John and Paul entered into a Contract Rearing of Heifers arrangement last year. John is a local dairy farmer. He wished to expand milk production, but did not have access to more land. Paul is a semi-retired farmer who was seeking a new income stream. Last March, John met with Paul on his farm. John checked with the Department that Paul’s previous two herd test results were clear, observed the quality of previous stock that Paul has reared, and was satisfied. They discussed the terms, and both decided that it was best to draw up a written agreement in relation to the contract rearing of heifers. The arrangement has proved very successful. John is happy with the quality of the stock. Paul has established a good reputation as a rearer. With the milk quota abolished this year, it is a win-win situation for both parties. With contract rearing of heifer arrangements usually kicking off in or around the month of April, John and Paul are now making arrangements to put in place another written agreement. They will need to instruct a solicitor familiar with contract heifer rearing. The arrangement in simple terms involves a dairy farmer entering into a contractual agreement with another farmer, and the replacement stock are reared on the other farmer’s holding.
Why should you have a written agreement in place?
* It provides a thinking platform, to explore possible scenarios and issues in advance of entering into an agreement.
* Potential problems can be addressed and ironed out before entering into an agreement.
* It outlines the responsibilities and expectations of both parties.
What should be included in an agreement?
Contracts should include the following:
1.Confirmation of the duration of the agreement.
2. Both parties’ responsibilities, obligations and expectations.
3. Animal health: the farmer’s animals must come from herds that are TB-free, and animals must have a clear test within the previous 12 months.

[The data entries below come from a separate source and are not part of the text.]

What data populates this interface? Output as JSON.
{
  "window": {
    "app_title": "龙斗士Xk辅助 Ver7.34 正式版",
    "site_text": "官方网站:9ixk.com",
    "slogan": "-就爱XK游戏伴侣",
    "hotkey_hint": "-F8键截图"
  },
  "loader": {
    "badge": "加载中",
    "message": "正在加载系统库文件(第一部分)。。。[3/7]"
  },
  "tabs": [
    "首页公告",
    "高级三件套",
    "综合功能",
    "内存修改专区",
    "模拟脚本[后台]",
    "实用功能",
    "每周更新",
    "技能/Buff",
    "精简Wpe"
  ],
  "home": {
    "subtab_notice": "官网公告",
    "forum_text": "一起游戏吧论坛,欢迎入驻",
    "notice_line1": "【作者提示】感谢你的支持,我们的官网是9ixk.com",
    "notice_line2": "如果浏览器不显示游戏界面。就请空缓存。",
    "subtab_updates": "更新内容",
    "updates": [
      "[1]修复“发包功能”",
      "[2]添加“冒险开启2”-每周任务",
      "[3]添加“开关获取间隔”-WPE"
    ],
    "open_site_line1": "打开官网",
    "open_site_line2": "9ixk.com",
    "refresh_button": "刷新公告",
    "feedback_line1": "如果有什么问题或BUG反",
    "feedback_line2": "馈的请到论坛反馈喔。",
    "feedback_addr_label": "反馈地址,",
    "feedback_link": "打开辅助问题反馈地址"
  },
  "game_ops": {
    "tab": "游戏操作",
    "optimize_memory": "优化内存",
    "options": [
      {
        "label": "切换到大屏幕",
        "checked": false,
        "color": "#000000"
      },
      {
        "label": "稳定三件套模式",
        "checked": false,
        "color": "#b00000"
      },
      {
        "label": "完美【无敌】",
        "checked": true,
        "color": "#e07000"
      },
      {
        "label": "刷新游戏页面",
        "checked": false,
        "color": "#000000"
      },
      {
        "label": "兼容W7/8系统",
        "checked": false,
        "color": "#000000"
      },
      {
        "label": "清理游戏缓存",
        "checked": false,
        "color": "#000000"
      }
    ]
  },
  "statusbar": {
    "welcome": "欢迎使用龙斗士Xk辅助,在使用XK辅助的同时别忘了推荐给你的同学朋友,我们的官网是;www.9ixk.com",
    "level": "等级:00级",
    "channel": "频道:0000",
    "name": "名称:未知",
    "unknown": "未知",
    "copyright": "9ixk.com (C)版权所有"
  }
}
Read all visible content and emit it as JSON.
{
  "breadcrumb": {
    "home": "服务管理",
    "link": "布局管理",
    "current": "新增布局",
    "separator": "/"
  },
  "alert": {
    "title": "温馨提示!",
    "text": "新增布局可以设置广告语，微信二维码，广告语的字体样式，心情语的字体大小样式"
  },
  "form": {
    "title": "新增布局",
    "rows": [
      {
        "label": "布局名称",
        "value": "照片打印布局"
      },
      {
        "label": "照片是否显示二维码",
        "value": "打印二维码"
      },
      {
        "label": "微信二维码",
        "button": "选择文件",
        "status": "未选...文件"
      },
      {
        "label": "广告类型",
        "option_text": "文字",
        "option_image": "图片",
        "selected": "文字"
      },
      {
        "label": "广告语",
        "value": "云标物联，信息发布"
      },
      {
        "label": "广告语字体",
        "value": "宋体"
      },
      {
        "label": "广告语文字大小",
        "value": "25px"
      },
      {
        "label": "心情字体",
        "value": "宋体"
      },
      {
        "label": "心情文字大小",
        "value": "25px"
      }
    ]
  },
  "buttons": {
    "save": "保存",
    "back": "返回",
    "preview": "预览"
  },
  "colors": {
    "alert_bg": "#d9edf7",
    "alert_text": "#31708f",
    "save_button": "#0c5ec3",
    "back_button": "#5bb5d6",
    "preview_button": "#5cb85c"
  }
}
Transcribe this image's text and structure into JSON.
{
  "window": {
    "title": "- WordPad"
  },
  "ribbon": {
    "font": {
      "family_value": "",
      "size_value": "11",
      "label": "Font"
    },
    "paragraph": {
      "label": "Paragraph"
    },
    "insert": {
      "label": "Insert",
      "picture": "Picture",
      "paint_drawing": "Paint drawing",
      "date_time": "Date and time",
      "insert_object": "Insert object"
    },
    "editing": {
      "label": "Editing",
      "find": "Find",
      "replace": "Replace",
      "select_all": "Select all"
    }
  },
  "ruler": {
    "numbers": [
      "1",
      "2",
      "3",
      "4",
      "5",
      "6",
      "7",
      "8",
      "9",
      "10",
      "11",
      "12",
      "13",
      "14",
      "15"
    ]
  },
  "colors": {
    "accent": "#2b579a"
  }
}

4. Vaccinations: the heifers should be vaccinated, as necessary.
5. Targets specifically defined: will the heifers be weighed and, if so, by whom and at what stage?
There are different types of contracts, but the most common arrangement is per animal per day or per kilogram of live weight.
6. Tagging and dehorning: all stock should be tagged and dehorned on delivery to the rearer, and the rearer is responsible for replacing any damaged/lost tags.
7. Veterinary costs — who is responsible for this?
8. Disputes: how are they to be resolved?
9. Dates of arrival/planned removal of animals.
10. What methods of payment are most suitable to operate?
11. How often will the owner visit the contract rearer’s farm to check the heifers?The above list is not exhaustive.
There are many “what if” questions. What if weight targets are not met? What about insurance? Who is responsible for the transportation of the animals? The answer to all of these questions lies in a well-drafted contract.
Every situation is unique. However, what is critical is to ensure you have a written agreement in place. The success or failure of a contract heifer rearing enterprise can depend on the quality of the contract between the heifer rearer and the dairy farmer. Badly constructed contracts, incomplete contracts, or no contracts, often result in uncertainty, and ultimately a dispute between the parties.
Whoever is at fault in a dispute, it is without doubt the farmer who will lose out the most in the long-term. The rearer who establishes a good reputation and is delivering a quality service will need to protect his interest, by having a written agreement in place.
A year on, John and Paul’s arrangement is very positive. Paul is delighted to have a regular monthly income, and because he has an interest in dairy stock, he enjoys it. John has had the opportunity to expand production without suffering the burden of spending huge monies on acquiring land. John and Paul both agree, “A written contract is essential. It provided clarity between us in advance of entering into an agreement, and identified any possible roadblocks, so that any issues could be ironed out in advance”. Dealing with a solicitor who is familiar with contract heifer rearing is essential. April is fast approaching, so whether you are the dairy farmer or the heifer rearer, you need to start getting your written agreement in place now.
See walshandpartners.ie/blog for more!